Problem statement:
Count the lines in the data below holding the string "clouds" and write the total by itself.

Listed records Block Start

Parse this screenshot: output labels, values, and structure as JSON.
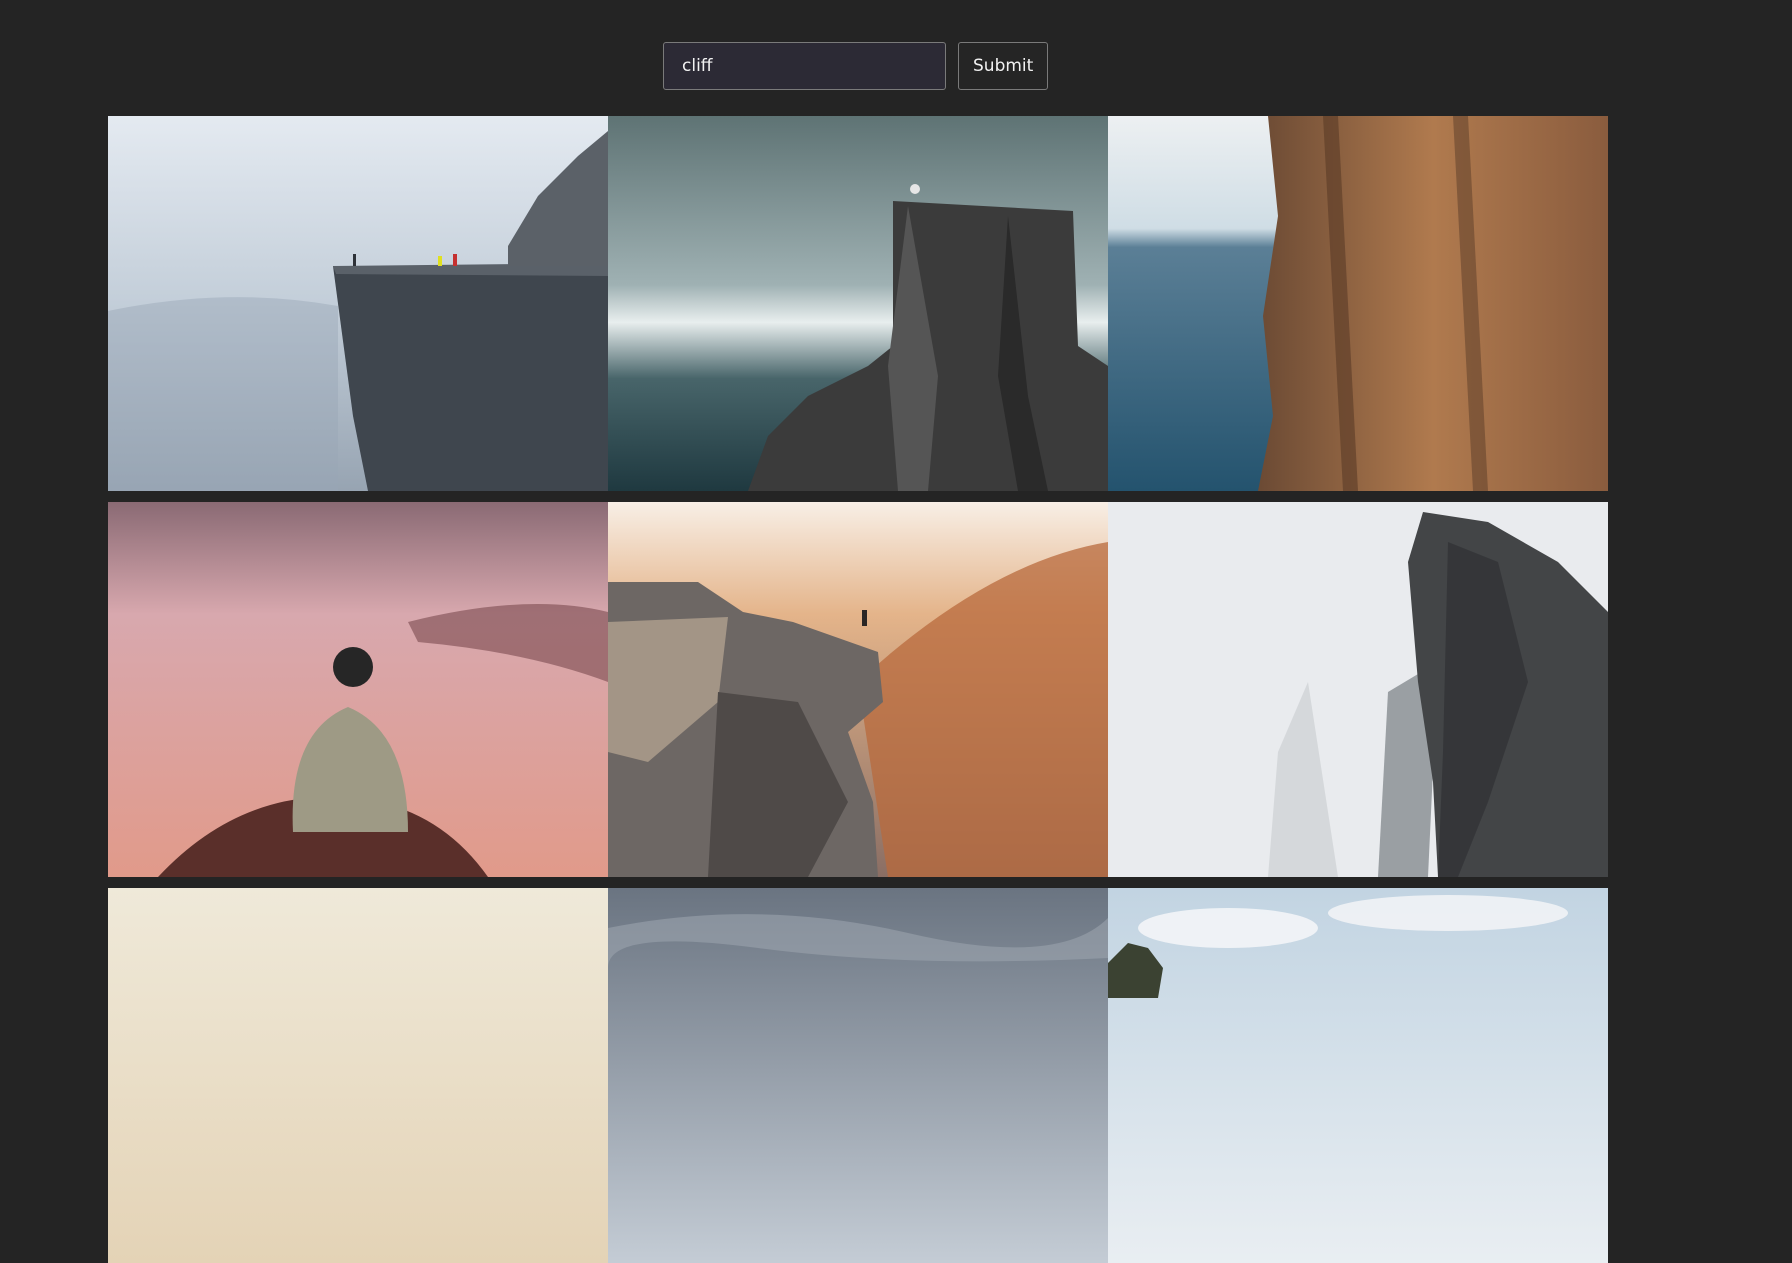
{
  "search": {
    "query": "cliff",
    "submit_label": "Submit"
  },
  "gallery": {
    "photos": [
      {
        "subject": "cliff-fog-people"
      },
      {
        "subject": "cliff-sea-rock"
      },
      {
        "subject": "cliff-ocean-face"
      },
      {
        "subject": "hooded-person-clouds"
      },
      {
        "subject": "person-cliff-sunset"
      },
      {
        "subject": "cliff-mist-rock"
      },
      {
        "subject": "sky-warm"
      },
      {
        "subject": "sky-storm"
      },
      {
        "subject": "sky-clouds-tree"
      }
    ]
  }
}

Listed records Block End

Answer to the problem:
2